H. E. HAYNE,
Secretary of State.
.? Complete Pictorial History of the
Times"-" The beslr cfieapest,
and most successful Family Pa
per in the Union
Harper's Week ly.
Xotices of thc Press.
Thc Weekly is thc ablest and most pow
prlul illustrated periodical pubtishetl in
this country. Its editorials are scholarly
mid convincing, and carry much weight.
Its illustrations of current events are full
and fresh; and are prepared by our best
designers. With a circulation of 150.000,
thc WEEKLY is read by at. least half a
million persons, and its inllnenec as an
organ of opinion ls simply tremendous.
The WEEKLY maintains a positivo posi
tion, expresses decided views on political
and social problems.-Louisville Churiir
Its articles are models of hi?di-toned
discussion, and its pictorial illustrations
are often corroborative arguments of no
small force -iV. Y. Examiner anti Chron
Its papers upon existent questions and
its inimitable cartoons help to mould the
sentiments, of tho country.-Pittsburgh
Postage free to all Subscribers in the U. S
HARPER'S VTKBKXT, ono yenr . . , f?.oci
?4.P0 Includes prepayment ol'U. S. postage by
Subscriptions to Harper's Mnffaxine, Weekly,
nm! Bazar, to one address for one year, $10.00;
ur, two ot'ltnrp?r'? I'urlorltttalB, to ont for one
yenr, *7.00: pomace tree.
An Bs tr?i Copy of either tho Magasine; IVcekH
or Brujir will br : ; ri;' ti Kl?t':? for every Club
or Five KiUi?cr't t?r.'.it rl?,fli)p(.,!ij?u oin.' rcr^il
Mine?; or,''Sis; Coploii for fijAcwy without extm
(Top\ : postage troc
Buck. Nuiubora can i"; a', j.r.j time.
Tho Anuunl Volume ot Harper's W eekly, in
neut cloth binding, will bo sent by expresa, for
of expense, for ?7.00 euch. A completo Sot,
cimiprUing Eighteen Volumes, scot on receipt
of ctibhnt thc rate of f 5.25 per vol., freight at ex
penne of purchnser.
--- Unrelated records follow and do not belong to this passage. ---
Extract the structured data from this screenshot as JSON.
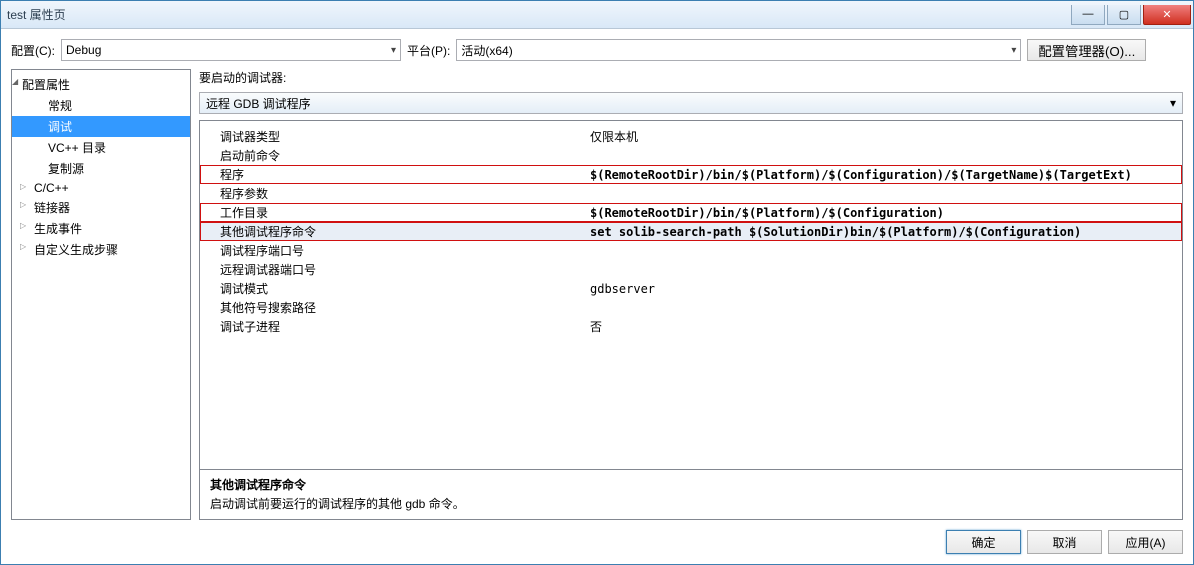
{
  "window": {
    "title": "test 属性页"
  },
  "toprow": {
    "config_label": "配置(C):",
    "config_value": "Debug",
    "platform_label": "平台(P):",
    "platform_value": "活动(x64)",
    "cfg_mgr": "配置管理器(O)..."
  },
  "tree": {
    "root": "配置属性",
    "items": [
      {
        "label": "常规",
        "collapsed": false
      },
      {
        "label": "调试",
        "selected": true
      },
      {
        "label": "VC++ 目录"
      },
      {
        "label": "复制源"
      },
      {
        "label": "C/C++",
        "collapsed": true
      },
      {
        "label": "链接器",
        "collapsed": true
      },
      {
        "label": "生成事件",
        "collapsed": true
      },
      {
        "label": "自定义生成步骤",
        "collapsed": true
      }
    ]
  },
  "right": {
    "launch_label": "要启动的调试器:",
    "debugger": "远程 GDB 调试程序",
    "rows": [
      {
        "k": "调试器类型",
        "v": "仅限本机"
      },
      {
        "k": "启动前命令",
        "v": ""
      },
      {
        "k": "程序",
        "v": "$(RemoteRootDir)/bin/$(Platform)/$(Configuration)/$(TargetName)$(TargetExt)",
        "hl": true
      },
      {
        "k": "程序参数",
        "v": ""
      },
      {
        "k": "工作目录",
        "v": "$(RemoteRootDir)/bin/$(Platform)/$(Configuration)",
        "hl": true
      },
      {
        "k": "其他调试程序命令",
        "v": "set solib-search-path $(SolutionDir)bin/$(Platform)/$(Configuration)",
        "hl": true,
        "sel": true
      },
      {
        "k": "调试程序端口号",
        "v": ""
      },
      {
        "k": "远程调试器端口号",
        "v": ""
      },
      {
        "k": "调试模式",
        "v": "gdbserver"
      },
      {
        "k": "其他符号搜索路径",
        "v": ""
      },
      {
        "k": "调试子进程",
        "v": "否"
      }
    ],
    "desc_title": "其他调试程序命令",
    "desc_body": "启动调试前要运行的调试程序的其他 gdb 命令。"
  },
  "footer": {
    "ok": "确定",
    "cancel": "取消",
    "apply": "应用(A)"
  }
}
Newspapers nro not to copy thi-< mrocrlscmcnt
wiUiout the exprehS orders of IlAiti-mt &
HARPER A BROTHERS, New York.
T. KO H fl & BRO.,
The Brick Store,
Are selling off their
Being slightly damaged by removal.
-: o :
The Goods Must be Sold,
And arc selling for whatever they
Come at once and secure
Rare Bargains :
\7C mean BUSINESS, as we ncet
Theodore Eohn & Bro.
At MCMASTER'S BRICK STORE
Orangeburg, Jan. 21,1878.
ADV ER T IS E M E N T S.
?UIAND O P?NING I
I will operi'thl? morulhj* a lot of the
ever offered iii tlile market, combating of
UNCOLORED JAPAN OOLONG Si?
And in order to cultivate a trade for
these fine grades I wiH sell- them
"V "E It Y LOW,
I have also received this morning another*
Solomon's Fancy Flour
Fresh ground and Made especially
for me from the
Fiucbit fsiolcfcrtotl "Wlioctt,
I have never had a complaint of
this brawl of flour.
JjironTAN-T NOTICE !
Inferior KEROSENE OIL is so dan*
g?rons and so many accidents hnve oc
curred from its uso, 1 have been induced,
at the repented solicitation of my custo
mers, to purchase a supply of pure Oil
for their tree. 1 have Just receive ten?
;P??RE WHITE E?&G!Bj&
Of 121 fire test. I will sell this Pure
Oil cheaper than the same grade of Oil
can be sold at in this city. Families use
lug this Cit are safe. The tue of tho
common Oils now
FLOODING THE* HARRIET
is equivalent to folnfftag kat? tte fatally
destructif? and death-!
1 have also received:
! IO Tierces Fresh Cured Davis' Hams,.
10 Boxes Cream Cheeoe, direct from;
25 Firkins Goshen Butter,direct from,
the Dairy, which hes all the:
freshness and flavor of tho flow
5 Tierces o0 Baltimore Sugar-Cured
10 Barrels of Extra Mess Mackerelr
averaging twenty ounces.
2? Sacks Laguayra Coffee* equal to*
50 Sacks of assorted Rio, by last Rio
With a full supply of
Fresh and Good.
My stock I? full, with prices low ant?
good times coming.
Thanking the public for their yery lib
I j eral patronage, ami soliciting its contin
uance, I will do my best to merit tho
Columbi*, Go. Ca.